I say interpretation of Agile, because different people have widely different opinions about the degree to which Agile alters their world. In one case a company building very specific hardware/software products has a very strong need to meet particular deadlines, and to deliver very specific features because they release a matched blend of hardware and software. In this company, the Agile team claimed that asking them to definitively schedule feature delivery was a ridiculous request. The team felt their company’s request was “ignorant” and beneath them. Not surprisingly, such an attitude doesn’t work well at companies who simply cannot have an agile release schedule.

For web-based organizations like Google or Amazon, the timing of feature delivery can be more or less whimsical. They can produce what they want, when they want.

On the other hand, companies building smartphones or heart-monitors face a very different reality. There are deadlines, requirements, scheduling, documentation, etc., all of which have to be met and coordinated.

The sad thing is that the dogma fueling the religious war (We can’t be expected to produce a schedule, we can’t write comments, etc) is counter-productive, which leads people to avoid Agile altogether, thereby depriving themselves of potential and probable productivity improvements.

In my experience Agile, like other methodologies before it, works best when followed in a contextual manner, mindful of product needs, organization (corporate) needs, and other issues surrounding the software in question. If you pick and choose the doctrines that can help your team and your product, you’ll be an Agile fan. If on the other hand you dogmatically adhere to “Full Agile,” without regard to the environment you’re in, you can cause project failure, put people out of work, and potentially kill a project or even a small company.

So Agile is 10 years old now. Should you use it? Will it make a difference? In my opinion if you separate the dogma from the doctrine you can definitely benefit.
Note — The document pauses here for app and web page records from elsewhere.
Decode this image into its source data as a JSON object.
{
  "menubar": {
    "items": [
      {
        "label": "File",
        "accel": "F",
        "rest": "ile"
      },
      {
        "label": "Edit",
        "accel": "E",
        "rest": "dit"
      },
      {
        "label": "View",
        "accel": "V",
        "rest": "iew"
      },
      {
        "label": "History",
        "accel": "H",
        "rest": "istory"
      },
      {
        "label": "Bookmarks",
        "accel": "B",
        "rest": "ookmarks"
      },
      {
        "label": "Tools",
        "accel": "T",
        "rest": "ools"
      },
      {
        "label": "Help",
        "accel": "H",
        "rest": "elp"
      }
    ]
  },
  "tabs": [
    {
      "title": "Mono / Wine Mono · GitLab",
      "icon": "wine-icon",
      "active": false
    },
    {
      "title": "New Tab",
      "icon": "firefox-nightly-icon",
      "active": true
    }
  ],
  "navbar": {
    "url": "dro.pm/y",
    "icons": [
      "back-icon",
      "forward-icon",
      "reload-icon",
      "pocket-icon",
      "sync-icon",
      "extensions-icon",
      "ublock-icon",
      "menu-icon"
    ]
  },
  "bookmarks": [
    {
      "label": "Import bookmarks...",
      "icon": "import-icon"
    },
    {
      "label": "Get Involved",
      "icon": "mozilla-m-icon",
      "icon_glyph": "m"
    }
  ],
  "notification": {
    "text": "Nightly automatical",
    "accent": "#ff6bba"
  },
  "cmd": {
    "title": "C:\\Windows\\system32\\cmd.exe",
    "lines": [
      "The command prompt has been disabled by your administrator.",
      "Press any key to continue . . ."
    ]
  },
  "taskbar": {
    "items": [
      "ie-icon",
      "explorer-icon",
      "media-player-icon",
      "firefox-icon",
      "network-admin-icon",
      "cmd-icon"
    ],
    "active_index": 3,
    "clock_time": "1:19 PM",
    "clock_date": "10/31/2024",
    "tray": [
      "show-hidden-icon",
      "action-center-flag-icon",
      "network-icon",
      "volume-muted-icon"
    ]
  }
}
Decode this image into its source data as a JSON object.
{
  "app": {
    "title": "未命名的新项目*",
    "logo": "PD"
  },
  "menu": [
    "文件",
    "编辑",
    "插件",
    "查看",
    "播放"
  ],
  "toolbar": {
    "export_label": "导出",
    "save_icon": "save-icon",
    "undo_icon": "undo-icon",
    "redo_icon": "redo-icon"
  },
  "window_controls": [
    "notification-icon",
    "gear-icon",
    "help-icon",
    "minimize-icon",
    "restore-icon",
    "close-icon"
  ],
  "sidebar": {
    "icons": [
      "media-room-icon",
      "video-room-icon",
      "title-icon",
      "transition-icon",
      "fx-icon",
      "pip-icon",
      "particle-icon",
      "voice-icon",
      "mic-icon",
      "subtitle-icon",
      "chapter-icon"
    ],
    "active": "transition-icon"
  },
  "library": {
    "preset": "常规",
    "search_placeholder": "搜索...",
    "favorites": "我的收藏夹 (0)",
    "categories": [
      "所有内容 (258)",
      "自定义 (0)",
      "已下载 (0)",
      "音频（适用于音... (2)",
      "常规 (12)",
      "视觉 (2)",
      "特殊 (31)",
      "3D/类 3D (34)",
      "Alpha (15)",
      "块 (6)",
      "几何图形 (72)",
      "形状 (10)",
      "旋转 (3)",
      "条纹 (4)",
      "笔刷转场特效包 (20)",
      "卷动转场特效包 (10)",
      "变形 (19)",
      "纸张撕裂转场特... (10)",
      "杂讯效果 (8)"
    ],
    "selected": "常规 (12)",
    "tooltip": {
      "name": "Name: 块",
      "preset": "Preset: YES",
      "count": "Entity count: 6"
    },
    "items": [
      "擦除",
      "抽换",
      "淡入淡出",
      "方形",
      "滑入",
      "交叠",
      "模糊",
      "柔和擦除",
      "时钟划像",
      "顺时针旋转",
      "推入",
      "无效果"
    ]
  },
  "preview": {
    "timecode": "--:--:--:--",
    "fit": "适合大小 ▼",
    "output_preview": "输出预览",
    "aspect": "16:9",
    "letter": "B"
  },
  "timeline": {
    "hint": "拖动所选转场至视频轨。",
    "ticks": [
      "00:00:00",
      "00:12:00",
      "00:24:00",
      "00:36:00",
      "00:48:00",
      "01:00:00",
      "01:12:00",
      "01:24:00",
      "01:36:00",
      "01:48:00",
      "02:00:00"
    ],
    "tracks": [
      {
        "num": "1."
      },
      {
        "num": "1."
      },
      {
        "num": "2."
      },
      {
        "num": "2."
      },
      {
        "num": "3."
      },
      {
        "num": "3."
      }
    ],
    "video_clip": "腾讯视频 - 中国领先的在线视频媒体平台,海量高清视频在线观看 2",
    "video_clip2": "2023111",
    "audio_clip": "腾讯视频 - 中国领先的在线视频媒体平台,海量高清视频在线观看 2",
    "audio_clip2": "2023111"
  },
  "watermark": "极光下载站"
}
But beware the pitfalls. If you’re careless, you’ll waste time at best, and money, people and perhaps even more at worst. If you’re careful, the benefits from increase quality and productivity can be enormous.

Resources

Account Security and Gmail

Given the recent rash of web break-ins I thought it would be interesting to talk about personal security. Here are some steps you can take to keep yourself secure. The basics of course are simple things, IE use good passwords that are at least 8 characters, are combinations of upper and lowercase letters, contain special symbols and numbers. Make the password as long as the site will allow and you can reasonably remember.

Another simple basic is to not use the same password over and over again. For example, when Sony was hacked back in June, a lot of people had their usernames and passwords published on the internet. If you use the same name and password everywhere, it’s just a matter of time before someone hacks one of those sites and you’re compromised. Take the effort and do something unique for each site to keep yourself safe.

I was recently playing with Gmail, which I haven’t used much until lately. As I was setting up my account, I noticed they have a two-step authentication option. You should be able to see this on your settings page. If it’s not there, it’s probably because you’re using Google Apps and you need to talk to your domain administrator – it’s worth it.

So if you set this up, it basically does a phone text or voice message at the point when you try to login. For example, if I go to gmail.com and login, it will send a text message to my cell phone, and I get a unique code I need to login. I always have my phone, so it’s not inconvenient, and someone trying to get into my account needs to know my username, password, AND have my cellphone on them. At that point, I’ve got bigger problems.

Given the number of people who use gmail, this is probably something you can do yourself right now. Go ahead, give it a try. If you’re using other Google services, this can be critical. For example, the Foss Patents blog that I follow was shutdown because the author’s gmail was compromised. Using two-step authentication will help you avoid such problems.

What other simple tricks have you run into? Let me know.

Ranting about Software, Security and Tech